[[ RECORDS FOR THE TASK, beginning ]]
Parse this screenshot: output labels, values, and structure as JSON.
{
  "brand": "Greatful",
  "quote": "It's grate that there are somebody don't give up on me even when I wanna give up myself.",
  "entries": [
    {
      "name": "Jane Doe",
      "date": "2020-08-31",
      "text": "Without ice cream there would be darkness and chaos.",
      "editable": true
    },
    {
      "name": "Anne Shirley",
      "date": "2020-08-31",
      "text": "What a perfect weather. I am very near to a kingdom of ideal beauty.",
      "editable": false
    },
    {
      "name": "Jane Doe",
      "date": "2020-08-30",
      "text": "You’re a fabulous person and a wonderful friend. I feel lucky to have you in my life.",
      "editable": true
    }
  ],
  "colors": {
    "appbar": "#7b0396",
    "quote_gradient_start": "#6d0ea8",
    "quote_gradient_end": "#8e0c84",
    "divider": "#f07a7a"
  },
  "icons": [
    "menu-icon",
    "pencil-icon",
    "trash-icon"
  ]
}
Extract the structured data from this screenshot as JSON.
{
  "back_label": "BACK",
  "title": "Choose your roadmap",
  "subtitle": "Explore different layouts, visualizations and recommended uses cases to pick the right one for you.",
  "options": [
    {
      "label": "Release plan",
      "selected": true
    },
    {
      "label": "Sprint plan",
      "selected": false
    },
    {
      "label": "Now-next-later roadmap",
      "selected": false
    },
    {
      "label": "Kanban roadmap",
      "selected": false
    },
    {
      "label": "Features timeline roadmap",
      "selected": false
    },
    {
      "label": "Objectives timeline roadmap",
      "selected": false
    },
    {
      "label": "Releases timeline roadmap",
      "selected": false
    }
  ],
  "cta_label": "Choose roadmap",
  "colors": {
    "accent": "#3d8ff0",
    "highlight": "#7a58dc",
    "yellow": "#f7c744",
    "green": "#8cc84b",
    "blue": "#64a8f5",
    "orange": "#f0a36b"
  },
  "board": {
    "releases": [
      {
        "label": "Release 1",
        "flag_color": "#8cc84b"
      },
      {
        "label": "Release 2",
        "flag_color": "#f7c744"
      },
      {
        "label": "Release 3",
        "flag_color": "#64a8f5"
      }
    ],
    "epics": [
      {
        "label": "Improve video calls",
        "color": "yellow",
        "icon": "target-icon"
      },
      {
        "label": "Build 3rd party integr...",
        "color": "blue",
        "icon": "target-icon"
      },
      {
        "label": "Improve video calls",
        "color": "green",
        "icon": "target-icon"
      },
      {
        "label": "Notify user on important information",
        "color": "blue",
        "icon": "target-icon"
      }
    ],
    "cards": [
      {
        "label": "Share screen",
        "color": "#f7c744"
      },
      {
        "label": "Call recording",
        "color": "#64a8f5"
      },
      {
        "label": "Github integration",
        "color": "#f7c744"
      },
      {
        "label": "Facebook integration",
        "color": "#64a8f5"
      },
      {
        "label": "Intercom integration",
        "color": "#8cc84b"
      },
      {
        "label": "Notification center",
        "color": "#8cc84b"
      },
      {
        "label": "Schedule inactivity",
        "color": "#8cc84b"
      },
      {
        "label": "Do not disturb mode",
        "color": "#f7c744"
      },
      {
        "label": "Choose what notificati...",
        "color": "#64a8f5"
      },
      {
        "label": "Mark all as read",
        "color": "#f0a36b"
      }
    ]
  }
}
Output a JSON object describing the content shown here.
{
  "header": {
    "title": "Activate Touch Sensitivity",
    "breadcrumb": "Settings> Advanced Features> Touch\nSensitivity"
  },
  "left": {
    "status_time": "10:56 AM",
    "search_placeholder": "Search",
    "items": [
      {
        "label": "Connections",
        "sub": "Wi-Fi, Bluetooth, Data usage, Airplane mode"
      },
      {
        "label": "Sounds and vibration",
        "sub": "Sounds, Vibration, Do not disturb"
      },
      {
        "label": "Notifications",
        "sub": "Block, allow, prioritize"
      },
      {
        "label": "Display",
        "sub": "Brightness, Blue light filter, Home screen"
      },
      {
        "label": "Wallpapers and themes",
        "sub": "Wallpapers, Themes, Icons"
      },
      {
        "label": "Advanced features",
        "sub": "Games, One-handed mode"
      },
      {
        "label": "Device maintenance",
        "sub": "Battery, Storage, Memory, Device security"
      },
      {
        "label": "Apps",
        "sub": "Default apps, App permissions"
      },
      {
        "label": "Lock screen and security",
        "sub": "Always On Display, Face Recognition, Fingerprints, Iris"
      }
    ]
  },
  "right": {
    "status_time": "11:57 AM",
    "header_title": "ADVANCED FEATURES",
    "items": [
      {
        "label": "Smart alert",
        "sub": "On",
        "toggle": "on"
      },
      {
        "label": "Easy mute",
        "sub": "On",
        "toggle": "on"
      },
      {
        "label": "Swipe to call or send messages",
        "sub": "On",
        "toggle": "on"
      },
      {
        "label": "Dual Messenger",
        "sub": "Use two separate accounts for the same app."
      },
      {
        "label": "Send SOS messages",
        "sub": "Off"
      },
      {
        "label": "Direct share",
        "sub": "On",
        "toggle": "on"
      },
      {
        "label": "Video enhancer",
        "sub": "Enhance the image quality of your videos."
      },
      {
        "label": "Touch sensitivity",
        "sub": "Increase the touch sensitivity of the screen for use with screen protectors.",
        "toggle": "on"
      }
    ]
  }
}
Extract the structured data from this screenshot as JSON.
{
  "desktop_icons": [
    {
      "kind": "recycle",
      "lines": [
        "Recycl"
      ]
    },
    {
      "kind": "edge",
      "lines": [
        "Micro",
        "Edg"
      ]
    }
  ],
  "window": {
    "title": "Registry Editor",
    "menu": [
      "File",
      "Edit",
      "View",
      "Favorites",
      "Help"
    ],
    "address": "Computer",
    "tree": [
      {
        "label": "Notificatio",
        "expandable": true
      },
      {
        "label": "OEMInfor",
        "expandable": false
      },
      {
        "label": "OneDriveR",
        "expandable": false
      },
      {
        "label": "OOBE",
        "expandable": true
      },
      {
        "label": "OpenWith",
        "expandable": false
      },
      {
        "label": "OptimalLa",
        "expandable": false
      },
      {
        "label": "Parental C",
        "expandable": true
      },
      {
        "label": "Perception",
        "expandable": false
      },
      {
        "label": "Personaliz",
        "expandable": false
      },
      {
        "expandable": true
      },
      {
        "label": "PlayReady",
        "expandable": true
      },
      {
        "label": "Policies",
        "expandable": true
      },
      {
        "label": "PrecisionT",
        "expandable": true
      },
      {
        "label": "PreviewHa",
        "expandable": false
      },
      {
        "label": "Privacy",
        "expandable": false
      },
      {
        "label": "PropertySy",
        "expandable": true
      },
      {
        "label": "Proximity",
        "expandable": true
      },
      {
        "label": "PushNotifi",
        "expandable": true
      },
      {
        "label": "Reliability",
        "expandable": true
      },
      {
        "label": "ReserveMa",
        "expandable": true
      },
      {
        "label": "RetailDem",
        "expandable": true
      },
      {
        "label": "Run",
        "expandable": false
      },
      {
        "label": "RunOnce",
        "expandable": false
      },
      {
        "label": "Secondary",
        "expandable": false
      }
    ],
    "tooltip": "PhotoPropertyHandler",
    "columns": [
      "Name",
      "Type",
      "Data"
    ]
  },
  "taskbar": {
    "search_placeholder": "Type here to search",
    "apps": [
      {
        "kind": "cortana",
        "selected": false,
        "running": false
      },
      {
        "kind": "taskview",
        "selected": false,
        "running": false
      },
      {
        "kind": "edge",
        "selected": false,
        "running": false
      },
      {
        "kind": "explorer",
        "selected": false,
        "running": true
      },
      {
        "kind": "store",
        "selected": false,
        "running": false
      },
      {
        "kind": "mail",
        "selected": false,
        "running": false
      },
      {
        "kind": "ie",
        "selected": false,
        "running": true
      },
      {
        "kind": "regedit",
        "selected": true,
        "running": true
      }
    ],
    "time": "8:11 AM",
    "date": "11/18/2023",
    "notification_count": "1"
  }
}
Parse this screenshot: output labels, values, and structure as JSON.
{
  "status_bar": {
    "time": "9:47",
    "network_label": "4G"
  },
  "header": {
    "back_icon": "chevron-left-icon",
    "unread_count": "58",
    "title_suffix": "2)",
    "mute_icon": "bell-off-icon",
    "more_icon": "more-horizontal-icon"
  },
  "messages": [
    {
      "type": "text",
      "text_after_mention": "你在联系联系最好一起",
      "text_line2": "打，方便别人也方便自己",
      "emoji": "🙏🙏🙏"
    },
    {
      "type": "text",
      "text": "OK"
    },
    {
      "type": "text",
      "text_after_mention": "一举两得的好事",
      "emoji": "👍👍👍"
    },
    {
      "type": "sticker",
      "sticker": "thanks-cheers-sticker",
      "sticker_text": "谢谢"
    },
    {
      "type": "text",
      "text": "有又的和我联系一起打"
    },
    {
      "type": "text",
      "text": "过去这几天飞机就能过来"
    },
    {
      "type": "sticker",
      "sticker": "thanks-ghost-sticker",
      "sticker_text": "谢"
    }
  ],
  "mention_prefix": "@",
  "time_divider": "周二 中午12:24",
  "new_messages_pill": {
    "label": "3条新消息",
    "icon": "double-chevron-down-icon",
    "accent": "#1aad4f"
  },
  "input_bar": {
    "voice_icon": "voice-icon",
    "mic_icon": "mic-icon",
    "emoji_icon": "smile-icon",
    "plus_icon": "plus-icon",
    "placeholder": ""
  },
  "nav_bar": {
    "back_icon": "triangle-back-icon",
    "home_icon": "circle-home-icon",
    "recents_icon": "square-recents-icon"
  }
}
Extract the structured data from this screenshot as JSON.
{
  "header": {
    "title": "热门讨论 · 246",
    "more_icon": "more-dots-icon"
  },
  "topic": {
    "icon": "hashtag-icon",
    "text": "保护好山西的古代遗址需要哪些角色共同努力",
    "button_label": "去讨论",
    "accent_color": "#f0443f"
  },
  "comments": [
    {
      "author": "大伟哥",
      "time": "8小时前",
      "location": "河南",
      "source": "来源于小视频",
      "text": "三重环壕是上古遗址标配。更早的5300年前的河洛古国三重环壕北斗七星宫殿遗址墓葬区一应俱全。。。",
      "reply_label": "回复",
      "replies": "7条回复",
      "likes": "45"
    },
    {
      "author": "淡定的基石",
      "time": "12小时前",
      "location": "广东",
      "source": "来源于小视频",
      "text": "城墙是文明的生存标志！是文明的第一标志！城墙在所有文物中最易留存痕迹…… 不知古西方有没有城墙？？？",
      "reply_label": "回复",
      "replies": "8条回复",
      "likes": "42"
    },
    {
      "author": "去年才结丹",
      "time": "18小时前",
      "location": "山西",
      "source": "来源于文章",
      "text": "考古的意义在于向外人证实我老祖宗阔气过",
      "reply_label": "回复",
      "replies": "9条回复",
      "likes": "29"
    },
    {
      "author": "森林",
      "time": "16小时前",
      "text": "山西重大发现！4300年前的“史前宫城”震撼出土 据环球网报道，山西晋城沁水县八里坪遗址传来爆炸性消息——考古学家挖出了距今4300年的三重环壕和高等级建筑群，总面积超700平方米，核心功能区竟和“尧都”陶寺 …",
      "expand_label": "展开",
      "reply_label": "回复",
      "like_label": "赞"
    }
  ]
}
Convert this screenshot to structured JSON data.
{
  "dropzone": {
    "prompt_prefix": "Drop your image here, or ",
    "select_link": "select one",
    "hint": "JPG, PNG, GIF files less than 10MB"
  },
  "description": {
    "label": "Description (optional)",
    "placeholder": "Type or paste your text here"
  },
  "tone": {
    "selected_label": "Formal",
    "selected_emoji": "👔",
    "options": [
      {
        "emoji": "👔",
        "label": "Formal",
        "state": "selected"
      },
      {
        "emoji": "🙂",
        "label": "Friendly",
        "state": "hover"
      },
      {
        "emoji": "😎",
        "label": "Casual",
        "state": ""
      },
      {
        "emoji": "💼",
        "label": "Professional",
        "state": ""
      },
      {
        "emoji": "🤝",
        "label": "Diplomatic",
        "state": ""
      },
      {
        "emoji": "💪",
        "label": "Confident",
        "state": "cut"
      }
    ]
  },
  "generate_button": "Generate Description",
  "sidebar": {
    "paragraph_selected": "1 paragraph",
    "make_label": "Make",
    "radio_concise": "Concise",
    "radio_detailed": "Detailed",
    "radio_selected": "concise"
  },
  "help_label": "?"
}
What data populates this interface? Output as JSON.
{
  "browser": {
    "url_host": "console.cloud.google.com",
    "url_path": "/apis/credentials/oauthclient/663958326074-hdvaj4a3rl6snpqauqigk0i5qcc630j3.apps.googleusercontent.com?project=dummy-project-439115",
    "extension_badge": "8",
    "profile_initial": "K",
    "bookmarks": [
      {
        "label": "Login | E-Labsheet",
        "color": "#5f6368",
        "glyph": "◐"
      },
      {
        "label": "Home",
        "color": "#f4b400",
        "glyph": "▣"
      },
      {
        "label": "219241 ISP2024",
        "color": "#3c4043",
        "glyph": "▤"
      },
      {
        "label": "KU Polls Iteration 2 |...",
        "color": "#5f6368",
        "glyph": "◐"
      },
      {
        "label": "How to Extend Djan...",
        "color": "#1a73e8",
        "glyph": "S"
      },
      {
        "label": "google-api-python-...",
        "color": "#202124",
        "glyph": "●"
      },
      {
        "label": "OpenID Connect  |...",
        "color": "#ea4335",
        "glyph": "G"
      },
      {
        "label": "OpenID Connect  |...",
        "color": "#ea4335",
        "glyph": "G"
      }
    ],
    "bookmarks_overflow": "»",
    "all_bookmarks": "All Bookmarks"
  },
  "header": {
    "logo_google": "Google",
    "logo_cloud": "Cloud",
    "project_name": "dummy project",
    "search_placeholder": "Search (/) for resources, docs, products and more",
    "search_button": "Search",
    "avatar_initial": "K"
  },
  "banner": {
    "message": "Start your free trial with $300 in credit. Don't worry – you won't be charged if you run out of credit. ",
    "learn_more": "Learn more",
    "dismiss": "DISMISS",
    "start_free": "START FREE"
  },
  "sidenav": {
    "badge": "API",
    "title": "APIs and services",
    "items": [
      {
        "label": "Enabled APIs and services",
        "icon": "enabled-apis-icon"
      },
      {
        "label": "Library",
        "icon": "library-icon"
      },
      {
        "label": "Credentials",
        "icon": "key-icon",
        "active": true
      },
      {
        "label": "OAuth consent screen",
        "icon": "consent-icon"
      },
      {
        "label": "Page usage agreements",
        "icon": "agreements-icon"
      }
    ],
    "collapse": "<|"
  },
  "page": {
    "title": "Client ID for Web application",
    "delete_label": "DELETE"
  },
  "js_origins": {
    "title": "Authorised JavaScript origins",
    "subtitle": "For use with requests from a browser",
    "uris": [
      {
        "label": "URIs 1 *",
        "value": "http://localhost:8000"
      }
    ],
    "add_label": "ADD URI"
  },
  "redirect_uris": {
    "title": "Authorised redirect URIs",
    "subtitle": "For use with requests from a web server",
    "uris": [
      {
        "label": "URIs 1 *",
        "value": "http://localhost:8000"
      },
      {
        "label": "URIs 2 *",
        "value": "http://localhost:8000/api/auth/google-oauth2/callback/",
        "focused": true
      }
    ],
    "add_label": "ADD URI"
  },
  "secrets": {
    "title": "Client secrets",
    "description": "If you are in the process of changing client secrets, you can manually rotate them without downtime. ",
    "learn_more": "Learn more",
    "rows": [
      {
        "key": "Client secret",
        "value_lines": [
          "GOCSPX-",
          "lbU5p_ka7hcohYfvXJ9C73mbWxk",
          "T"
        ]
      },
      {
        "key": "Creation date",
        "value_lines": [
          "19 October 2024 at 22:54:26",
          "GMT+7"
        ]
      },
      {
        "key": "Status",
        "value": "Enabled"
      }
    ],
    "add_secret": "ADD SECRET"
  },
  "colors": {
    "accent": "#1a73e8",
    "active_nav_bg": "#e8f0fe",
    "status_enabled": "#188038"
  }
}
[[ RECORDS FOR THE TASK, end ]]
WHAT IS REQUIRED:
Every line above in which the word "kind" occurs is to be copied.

RESPONSE TO THIS EXERCISE:
      "kind": "recycle",
      "kind": "edge",
        "kind": "cortana",
        "kind": "taskview",
        "kind": "edge",
        "kind": "explorer",
        "kind": "store",
        "kind": "mail",
        "kind": "ie",
        "kind": "regedit",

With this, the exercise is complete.